▶ _Work item_
Retype the records below word for word and omit any image.

▶ _Data shown_
+ + +
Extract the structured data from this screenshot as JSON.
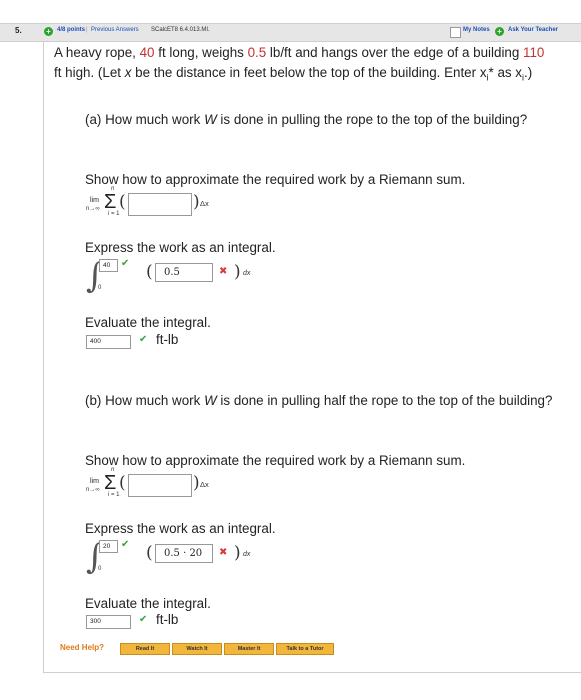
{
  "header": {
    "question_number": "5.",
    "points": "4/8 points",
    "separator": "|",
    "previous_answers": "Previous Answers",
    "course_code": "SCalcET8 6.4.013.MI.",
    "my_notes": "My Notes",
    "ask_teacher": "Ask Your Teacher"
  },
  "problem": {
    "text_a": "A heavy rope, ",
    "length": "40",
    "text_b": " ft long, weighs ",
    "weight": "0.5",
    "text_c": " lb/ft and hangs over the edge of a building ",
    "height": "110",
    "text_d": " ft high. (Let ",
    "var_x": "x",
    "text_e": " be the distance in feet below the top of the building. Enter x",
    "sub_i": "i",
    "text_f": "* as x",
    "sub_i2": "i",
    "text_g": ".)"
  },
  "part_a": {
    "question_pre": "(a) How much work ",
    "question_w": "W",
    "question_post": " is done in pulling the rope to the top of the building?",
    "riemann_prompt": "Show how to approximate the required work by a Riemann sum.",
    "lim": "lim",
    "lim_sub": "n→∞",
    "sigma_top": "n",
    "sigma_bottom": "i = 1",
    "riemann_input": "",
    "dx": "Δx",
    "integral_prompt": "Express the work as an integral.",
    "upper_limit": "40",
    "lower_limit": "0",
    "integrand": "0.5",
    "dx_integral": "dx",
    "evaluate_prompt": "Evaluate the integral.",
    "answer": "400",
    "unit": "ft-lb"
  },
  "part_b": {
    "question_pre": "(b) How much work ",
    "question_w": "W",
    "question_post": " is done in pulling half the rope to the top of the building?",
    "riemann_prompt": "Show how to approximate the required work by a Riemann sum.",
    "lim": "lim",
    "lim_sub": "n→∞",
    "sigma_top": "n",
    "sigma_bottom": "i = 1",
    "riemann_input": "",
    "dx": "Δx",
    "integral_prompt": "Express the work as an integral.",
    "upper_limit": "20",
    "lower_limit": "0",
    "integrand": "0.5 · 20",
    "dx_integral": "dx",
    "evaluate_prompt": "Evaluate the integral.",
    "answer": "300",
    "unit": "ft-lb"
  },
  "help": {
    "label": "Need Help?",
    "read": "Read It",
    "watch": "Watch It",
    "master": "Master It",
    "tutor": "Talk to a Tutor"
  },
  "symbols": {
    "check": "✔",
    "cross": "✖",
    "integral": "∫",
    "sigma": "Σ",
    "open_paren": "(",
    "close_paren": ")"
  },
  "colors": {
    "accent_red": "#c5302e",
    "check_green": "#3aa33a",
    "cross_red": "#d93a3a",
    "link_blue": "#1a4fb8",
    "help_orange": "#e07a1a",
    "button_gold": "#f2b63c"
  }
}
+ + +
▶ _Expected output_
Extract the structured data from this screenshot as JSON.
{
  "header": {
    "question_number": "5.",
    "points": "4/8 points",
    "separator": "|",
    "previous_answers": "Previous Answers",
    "course_code": "SCalcET8 6.4.013.MI.",
    "my_notes": "My Notes",
    "ask_teacher": "Ask Your Teacher"
  },
  "problem": {
    "text_a": "A heavy rope, ",
    "length": "40",
    "text_b": " ft long, weighs ",
    "weight": "0.5",
    "text_c": " lb/ft and hangs over the edge of a building ",
    "height": "110",
    "text_d": " ft high. (Let ",
    "var_x": "x",
    "text_e": " be the distance in feet below the top of the building. Enter x",
    "sub_i": "i",
    "text_f": "* as x",
    "sub_i2": "i",
    "text_g": ".)"
  },
  "part_a": {
    "question_pre": "(a) How much work ",
    "question_w": "W",
    "question_post": " is done in pulling the rope to the top of the building?",
    "riemann_prompt": "Show how to approximate the required work by a Riemann sum.",
    "lim": "lim",
    "lim_sub": "n→∞",
    "sigma_top": "n",
    "sigma_bottom": "i = 1",
    "riemann_input": "",
    "dx": "Δx",
    "integral_prompt": "Express the work as an integral.",
    "upper_limit": "40",
    "lower_limit": "0",
    "integrand": "0.5",
    "dx_integral": "dx",
    "evaluate_prompt": "Evaluate the integral.",
    "answer": "400",
    "unit": "ft-lb"
  },
  "part_b": {
    "question_pre": "(b) How much work ",
    "question_w": "W",
    "question_post": " is done in pulling half the rope to the top of the building?",
    "riemann_prompt": "Show how to approximate the required work by a Riemann sum.",
    "lim": "lim",
    "lim_sub": "n→∞",
    "sigma_top": "n",
    "sigma_bottom": "i = 1",
    "riemann_input": "",
    "dx": "Δx",
    "integral_prompt": "Express the work as an integral.",
    "upper_limit": "20",
    "lower_limit": "0",
    "integrand": "0.5 · 20",
    "dx_integral": "dx",
    "evaluate_prompt": "Evaluate the integral.",
    "answer": "300",
    "unit": "ft-lb"
  },
  "help": {
    "label": "Need Help?",
    "read": "Read It",
    "watch": "Watch It",
    "master": "Master It",
    "tutor": "Talk to a Tutor"
  },
  "symbols": {
    "check": "✔",
    "cross": "✖",
    "integral": "∫",
    "sigma": "Σ",
    "open_paren": "(",
    "close_paren": ")"
  },
  "colors": {
    "accent_red": "#c5302e",
    "check_green": "#3aa33a",
    "cross_red": "#d93a3a",
    "link_blue": "#1a4fb8",
    "help_orange": "#e07a1a",
    "button_gold": "#f2b63c"
  }
}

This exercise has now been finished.